See, I do tech support for a company that supports long term care and nursing homes. Which means I get to utilize my knowledge in a way that, generally, is helping take care of some of the most vulnerable members of our society.

A lot of what I hear in the background, as these older citizens deal with the problems of getting older, some of the mental illnesses, etc. is heartbreaking. Of course, there's a lot of bingo playing and karaoke (I kid you not here) going on, as well - sometimes very loudly. And there's the people who just need a bit of help but otherwise are sharp as a tack and in great spirits - which always brings a smile to my face.

But it's not the older folks that have me writing here - though someday I may get to thoughts on mortality. No, this is a nurse. I won't say who, not that it would matter, or what facility, only that it was one down south.

They were discussing some patient in the background and how she was walking - apparently keeping her head bowed or some such. The patient could hold her head up if she wanted, but apparently she believed (from the comments of the nurses) "that ghost makes her walk like that."

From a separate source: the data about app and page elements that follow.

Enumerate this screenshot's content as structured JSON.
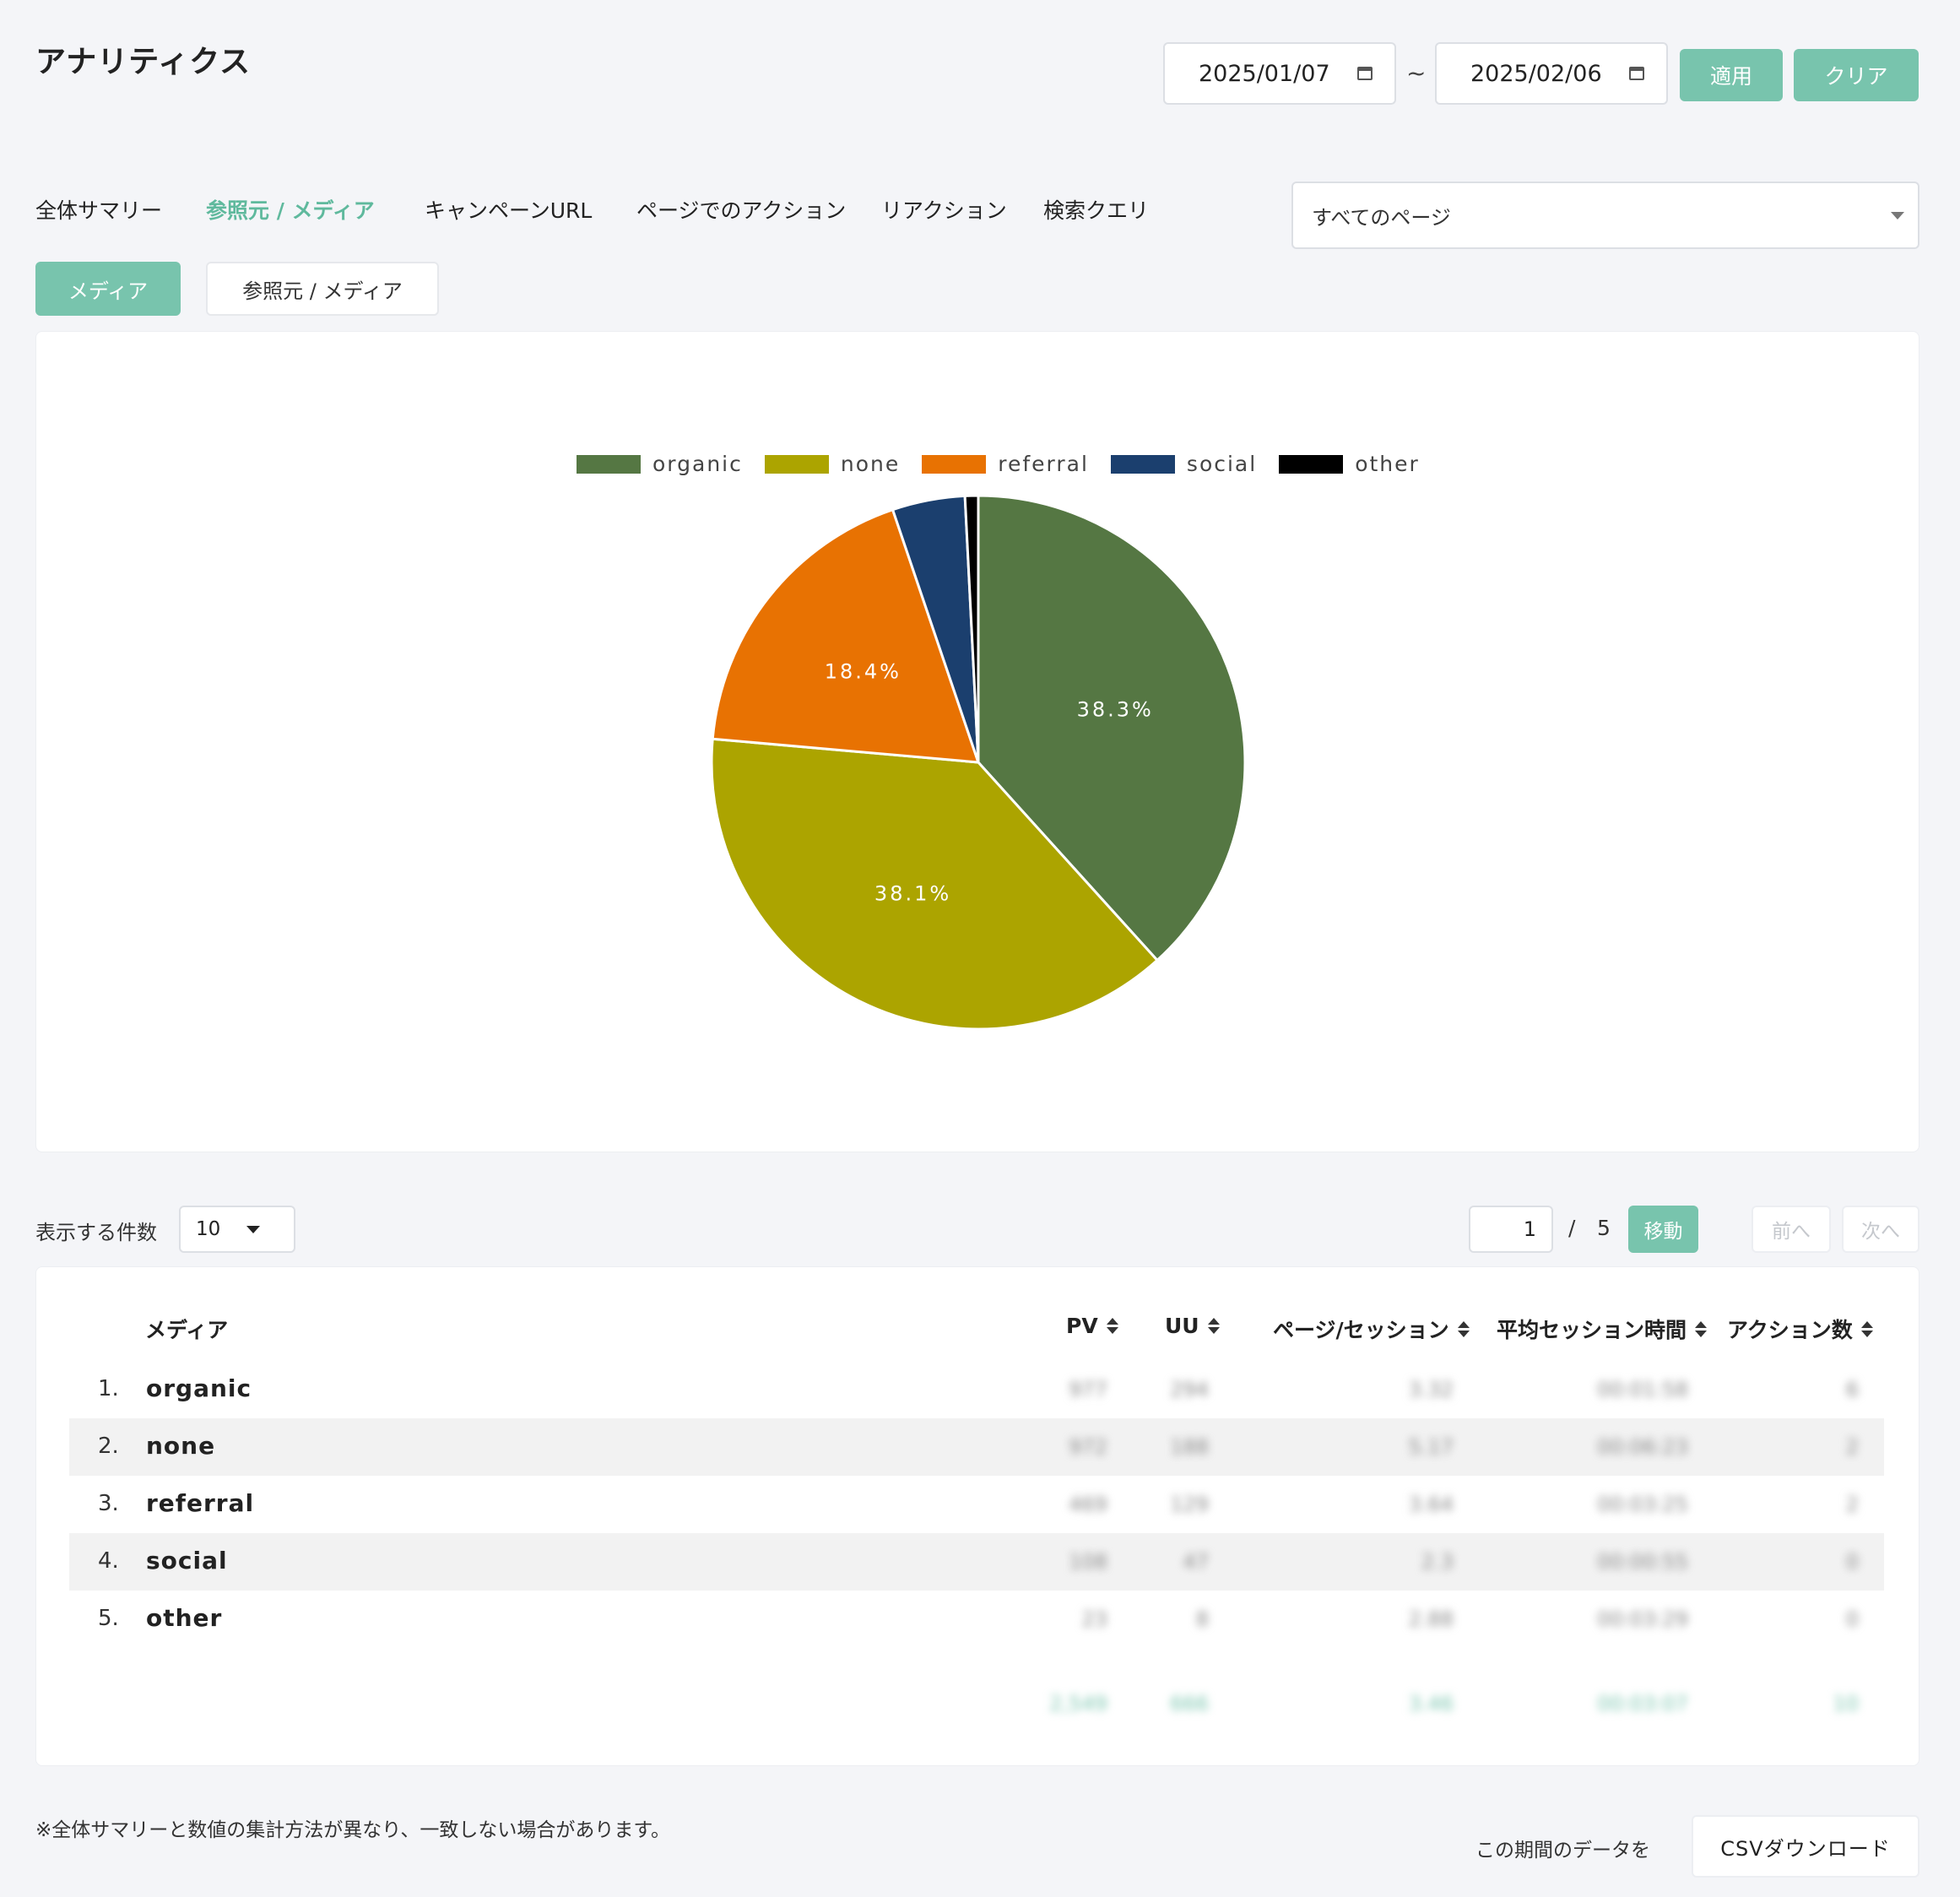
{
  "header": {
    "title": "アナリティクス",
    "date_from": "2025/01/07",
    "date_to": "2025/02/06",
    "range_separator": "~",
    "apply_label": "適用",
    "clear_label": "クリア"
  },
  "tabs": [
    {
      "label": "全体サマリー",
      "active": false
    },
    {
      "label": "参照元 / メディア",
      "active": true
    },
    {
      "label": "キャンペーンURL",
      "active": false
    },
    {
      "label": "ページでのアクション",
      "active": false
    },
    {
      "label": "リアクション",
      "active": false
    },
    {
      "label": "検索クエリ",
      "active": false
    }
  ],
  "page_filter": {
    "selected": "すべてのページ"
  },
  "subtabs": [
    {
      "label": "メディア",
      "active": true
    },
    {
      "label": "参照元 / メディア",
      "active": false
    }
  ],
  "colors": {
    "accent": "#78c4ad",
    "organic": "#557743",
    "none": "#aca400",
    "referral": "#e87202",
    "social": "#1b3f6e",
    "other": "#000000"
  },
  "chart_data": {
    "type": "pie",
    "legend_position": "top",
    "categories": [
      "organic",
      "none",
      "referral",
      "social",
      "other"
    ],
    "values": [
      38.3,
      38.1,
      18.4,
      4.4,
      0.8
    ],
    "data_labels": [
      "38.3%",
      "38.1%",
      "18.4%",
      "",
      ""
    ],
    "title": ""
  },
  "pager": {
    "per_page_label": "表示する件数",
    "per_page": "10",
    "current_page": "1",
    "separator": "/",
    "total_pages": "5",
    "go_label": "移動",
    "prev_label": "前へ",
    "next_label": "次へ"
  },
  "table": {
    "columns": {
      "media": "メディア",
      "pv": "PV",
      "uu": "UU",
      "pages_per_session": "ページ/セッション",
      "avg_session": "平均セッション時間",
      "actions": "アクション数"
    },
    "rows": [
      {
        "num": "1.",
        "name": "organic",
        "pv": "977",
        "uu": "294",
        "pps": "3.32",
        "avg": "00:01:58",
        "act": "6"
      },
      {
        "num": "2.",
        "name": "none",
        "pv": "972",
        "uu": "188",
        "pps": "5.17",
        "avg": "00:06:23",
        "act": "2"
      },
      {
        "num": "3.",
        "name": "referral",
        "pv": "469",
        "uu": "129",
        "pps": "3.64",
        "avg": "00:03:25",
        "act": "2"
      },
      {
        "num": "4.",
        "name": "social",
        "pv": "108",
        "uu": "47",
        "pps": "2.3",
        "avg": "00:00:55",
        "act": "0"
      },
      {
        "num": "5.",
        "name": "other",
        "pv": "23",
        "uu": "8",
        "pps": "2.88",
        "avg": "00:03:29",
        "act": "0"
      }
    ],
    "totals": {
      "pv": "2,549",
      "uu": "666",
      "pps": "3.46",
      "avg": "00:03:07",
      "act": "10"
    }
  },
  "footer": {
    "note": "※全体サマリーと数値の集計方法が異なり、一致しない場合があります。",
    "download_prefix": "この期間のデータを",
    "download_label": "CSVダウンロード"
  }
}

This led to some discussion among the nurses (apparently it was a mean ghost, easily angered, and a lesbian to boot, which caused much tittering among the staff.) However, in the course of the discussion, the nurse who had called for tech assistance was talking about how ghosts, spirits and demons can cause problems.

Not "They can believe it," but saying it as seriously as if she were discussing medication delivery or how warm it was outside. This, to her, was a fact. Ghosts, spirits and demons can cause problems... like it's the tenth century.

Now, I was professional and said nothing - they're not calling for help with THEIR delusions, only their computer. But the fact this medical professional, educated in first-world schools, entrusted with the care of these people, was saying this... just floored me. But that itself wasn't the kicker.

Within a minute, she also mentioned "People with dementia often have supernatural experiences." Way to go, girl. You've just pinned down the cause of this poor woman's "ghost." She has mental issues (she did, actually, this is not my opinion.) End of discussion. You may "humor" her, sure. But someone with dementia seeing things and believing things that aren't real? Of course!

... Except not four sentences later, she was asking if she should call her pastor to perform an exorcism. And not in the "to make her feel better" sense - which I would fully understand. Given tone and wording, she was asking if the woman needed her pastor (not priest, not catholic) to perform an exorcism like she was asking if they should call the doctor to adjust medication.

... We have a long way to go before this sort of superstitious nonsense is eradicated. Listening to this... I honestly, despite my past, cannot wrap my head around this sort of belief any more. And it made me very glad I was not entrusted in this woman's care.